As many of my readers know, I moonlight as a graduate student at Northwestern in the Religion department. Last quarter I took a course on ritual theory. While initially I didn’t expect it to be highly germane to my overall interest in the development of religion and Jewish life in higher education, I wound up writing a paper analyzing the Martin Luther King Day Vigil at Northwestern as an act of civil religion in the university. In the course of my work I learned much about various theoretical approaches to ritual from anthropology, psychology, sociology and religious studies. (A good book to read, if one is interested in a primer is Catherine Bell’s Ritual: Perspectives and Dimensions.)

The reason I mention this is that in both the Torah reading this week (Tzav: Leviticus 6-8) and in the Passover seder we will perform next week, ritual plays a central role. Tzav details the way in which certain sacrifices are to be performed, and documents the elaborate initiation ritual for Aaron and his sons. In case one loses interest in reading these dense parts of Leviticus, remember that all of the clothing, motions, gestures, language and sacrifices have significance in a ritual. Think of it like a play rich in symbolism–which has the effect of pointing us beyond the immediately present to a world of additional meanings. When we read a ritual this way, we can ask questions like, “What is the significance of putting blood on the right ear of Aaron and his sons?” or “Why are they not allowed to leave the Tent of Meeting for seven days?” In the simplest sense, then, seeing an act as a ritual means that we imbue it with meaning. We see it as representing something larger than what it immediately appears to be.
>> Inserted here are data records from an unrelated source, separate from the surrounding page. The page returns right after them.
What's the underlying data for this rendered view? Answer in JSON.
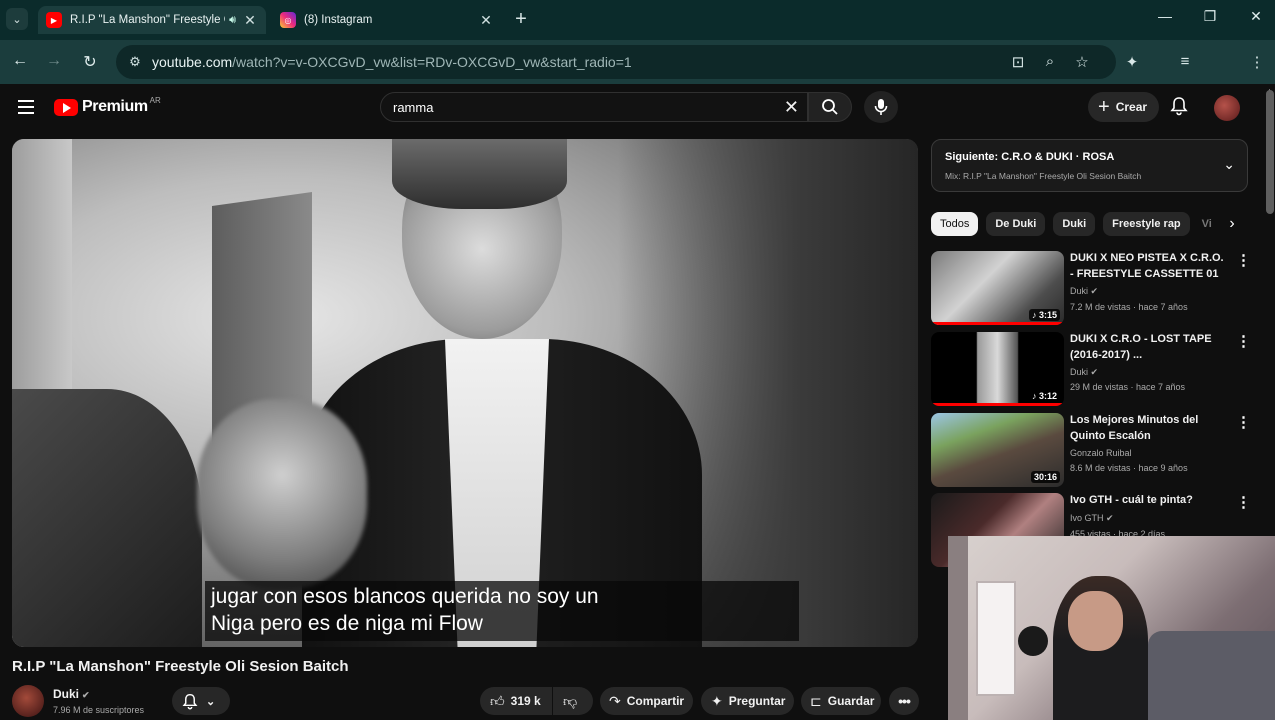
{
  "browser": {
    "tabs": [
      {
        "title": "R.I.P \"La Manshon\" Freestyle O",
        "favicon": "youtube-icon",
        "active": true
      },
      {
        "title": "(8) Instagram",
        "favicon": "instagram-icon",
        "active": false
      }
    ],
    "url_main": "youtube.com",
    "url_rest": "/watch?v=v-OXCGvD_vw&list=RDv-OXCGvD_vw&start_radio=1"
  },
  "youtube": {
    "logo_word": "Premium",
    "logo_region": "AR",
    "search_value": "ramma",
    "create_label": "Crear"
  },
  "video": {
    "caption_line1": "jugar con esos blancos querida no soy un",
    "caption_line2": "Niga pero es de niga mi Flow",
    "title": "R.I.P \"La Manshon\" Freestyle Oli Sesion Baitch",
    "channel": "Duki",
    "subscribers": "7.96 M de suscriptores",
    "likes": "319 k",
    "share_label": "Compartir",
    "ask_label": "Preguntar",
    "save_label": "Guardar"
  },
  "sidebar": {
    "up_next": "Siguiente: C.R.O & DUKI · ROSA",
    "mix": "Mix: R.I.P \"La Manshon\" Freestyle Oli Sesion Baitch",
    "chips": [
      "Todos",
      "De Duki",
      "Duki",
      "Freestyle rap",
      "Vi"
    ],
    "recommendations": [
      {
        "title": "DUKI X NEO PISTEA X C.R.O. - FREESTYLE CASSETTE 01",
        "channel": "Duki",
        "meta": "7.2 M de vistas · hace 7 años",
        "duration": "3:15",
        "progress": 1.0
      },
      {
        "title": "DUKI X C.R.O - LOST TAPE (2016-2017) ...",
        "channel": "Duki",
        "meta": "29 M de vistas · hace 7 años",
        "duration": "3:12",
        "progress": 1.0
      },
      {
        "title": "Los Mejores Minutos del Quinto Escalón",
        "channel": "Gonzalo Ruibal",
        "meta": "8.6 M de vistas · hace 9 años",
        "duration": "30:16",
        "progress": 0.0
      },
      {
        "title": "Ivo GTH - cuál te pinta?",
        "channel": "Ivo GTH",
        "meta": "455 vistas · hace 2 días",
        "duration": "",
        "progress": 0.0
      }
    ]
  },
  "colors": {
    "accent": "#ff0000",
    "chrome_tab_bg": "#0b2b2b",
    "chrome_toolbar_bg": "#1b3d3d",
    "yt_bg": "#0f0f0f"
  }
}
Yet ritual does more than that. According to the influential Jewish theorist Emile Durkheim, ritual enacts the values of a community in action. It attempts to influence the morals and behaviors of individuals by bringing them into a larger frame of reference, a totality larger than themselves. That is certainly the case in the sacrifices and rituals in Tzav, which take place on the grand stage of national drama. But it is equally true for the Passover seder, which takes place on the more intimate yet equally powerful stage of home and dining room.

The seder–as connoted in its very name, which means order–is a paradigmatic home ritual. It aims to bring its participants into a larger narrative: “In every generation one is obligated to see him or herself as if he or she personally left Egypt,” says Rabban Gamliel in the Talmud and the Haggadah. We engage in a ritual, an act of theater, with symbolic foods and even a script, all in the attempt to understand our own lives in the context of our larger story, to braid our story with that of the Jewish People throughout time.
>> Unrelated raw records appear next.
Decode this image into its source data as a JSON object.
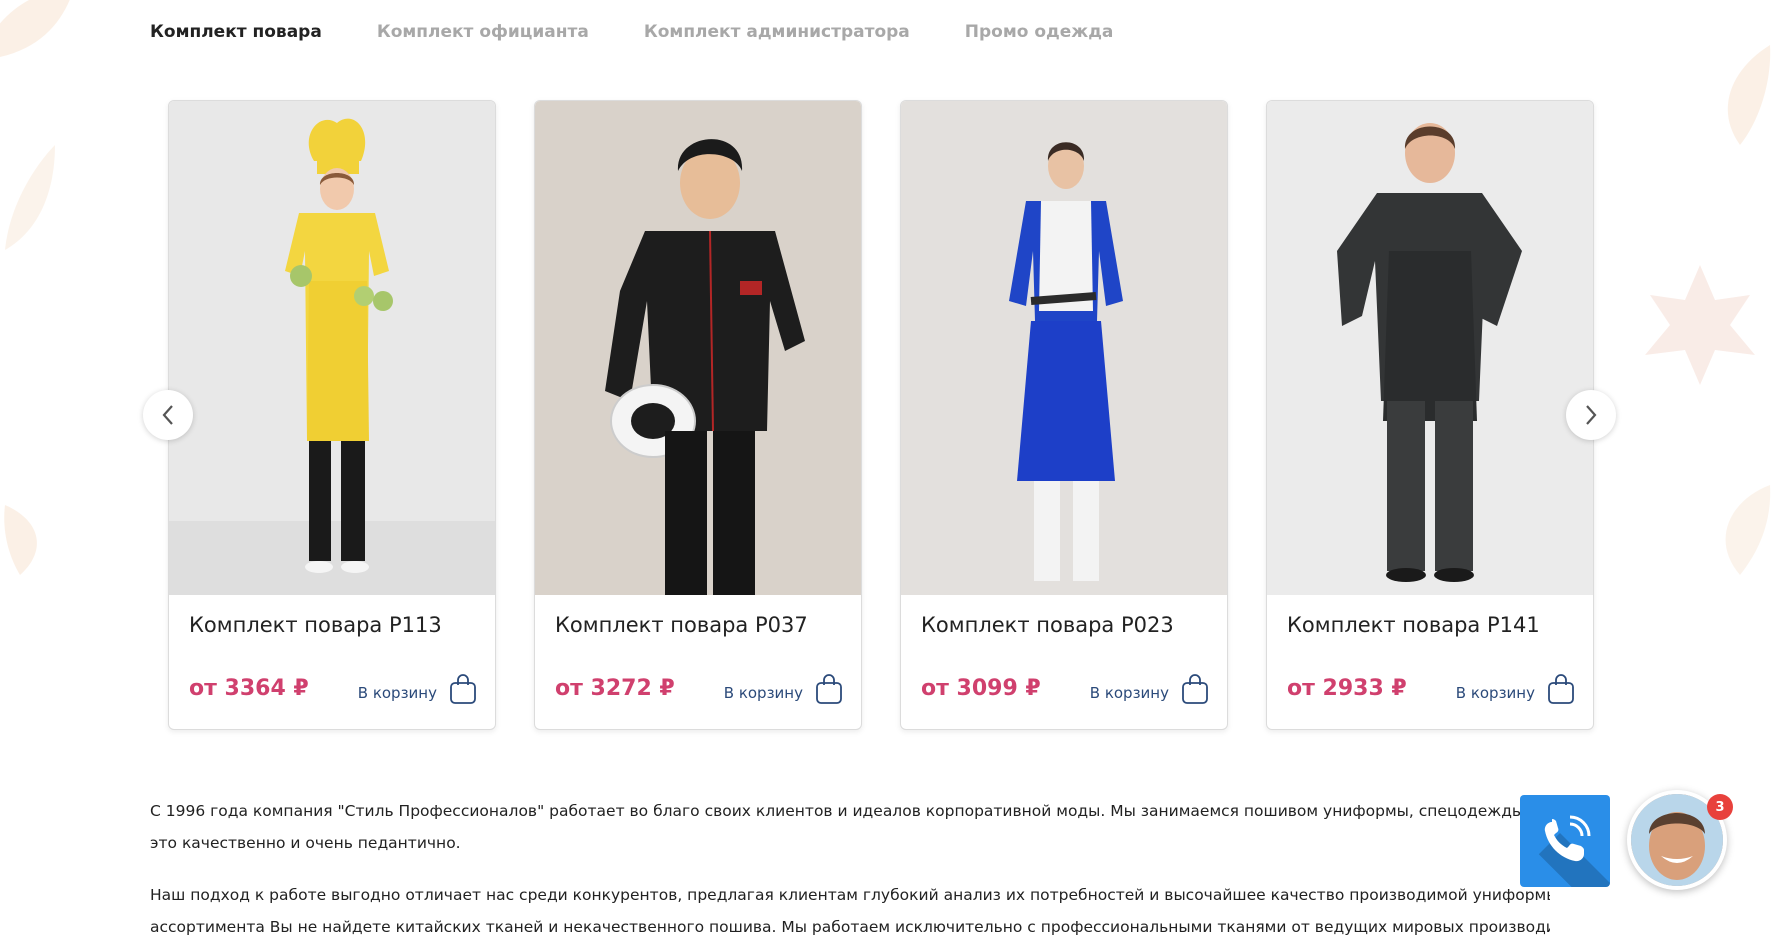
{
  "tabs": [
    {
      "label": "Комплект повара",
      "active": true
    },
    {
      "label": "Комплект официанта",
      "active": false
    },
    {
      "label": "Комплект администратора",
      "active": false
    },
    {
      "label": "Промо одежда",
      "active": false
    }
  ],
  "products": [
    {
      "title": "Комплект повара Р113",
      "price": "от 3364 ₽",
      "cart_label": "В корзину",
      "outfit": "yellow chef uniform"
    },
    {
      "title": "Комплект повара Р037",
      "price": "от 3272 ₽",
      "cart_label": "В корзину",
      "outfit": "black chef jacket"
    },
    {
      "title": "Комплект повара Р023",
      "price": "от 3099 ₽",
      "cart_label": "В корзину",
      "outfit": "blue and white chef uniform"
    },
    {
      "title": "Комплект повара Р141",
      "price": "от 2933 ₽",
      "cart_label": "В корзину",
      "outfit": "grey denim chef jacket"
    }
  ],
  "icons": {
    "prev": "chevron-left-icon",
    "next": "chevron-right-icon",
    "cart": "shopping-bag-icon",
    "call": "phone-icon"
  },
  "description": {
    "p1_line1": "С 1996 года компания \"Стиль Профессионалов\" работает во благо своих клиентов и идеалов корпоративной моды. Мы занимаемся пошивом униформы, спецодежды и текстиля",
    "p1_line2": "это качественно и очень педантично.",
    "p2_line1": "Наш подход к работе выгодно отличает нас среди конкурентов, предлагая клиентам глубокий анализ их потребностей и высочайшее качество производимой униформы. Среди нашего",
    "p2_line2": "ассортимента Вы не найдете китайских тканей и некачественного пошива. Мы работаем исключительно с профессиональными тканями от ведущих мировых производителей. Среди сотен"
  },
  "widget": {
    "badge_count": "3"
  },
  "colors": {
    "price": "#d0406e",
    "cart_text": "#2b4a7a",
    "call_button": "#2a8ee8",
    "badge": "#e8413c",
    "tab_active": "#222222",
    "tab_inactive": "#a8a8a8"
  }
}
Yet the seder, as a particularly educational type of ritual, invites us to improvise and thereby renew the ritual every year. We are told by the Rabbis to create midrash, to come up with our own readings of the story, and to ask questions about it, to interrogate it. The ritual of the seder is thus not meant to be a stifling ritual, one that establishes a fixed meaning for time immemorial, but rather one that engages each and every individual in the question: How is this story my story? In that process, each of us becomes a stakeholder and a writer of Jewish history.

Shabbat shalom.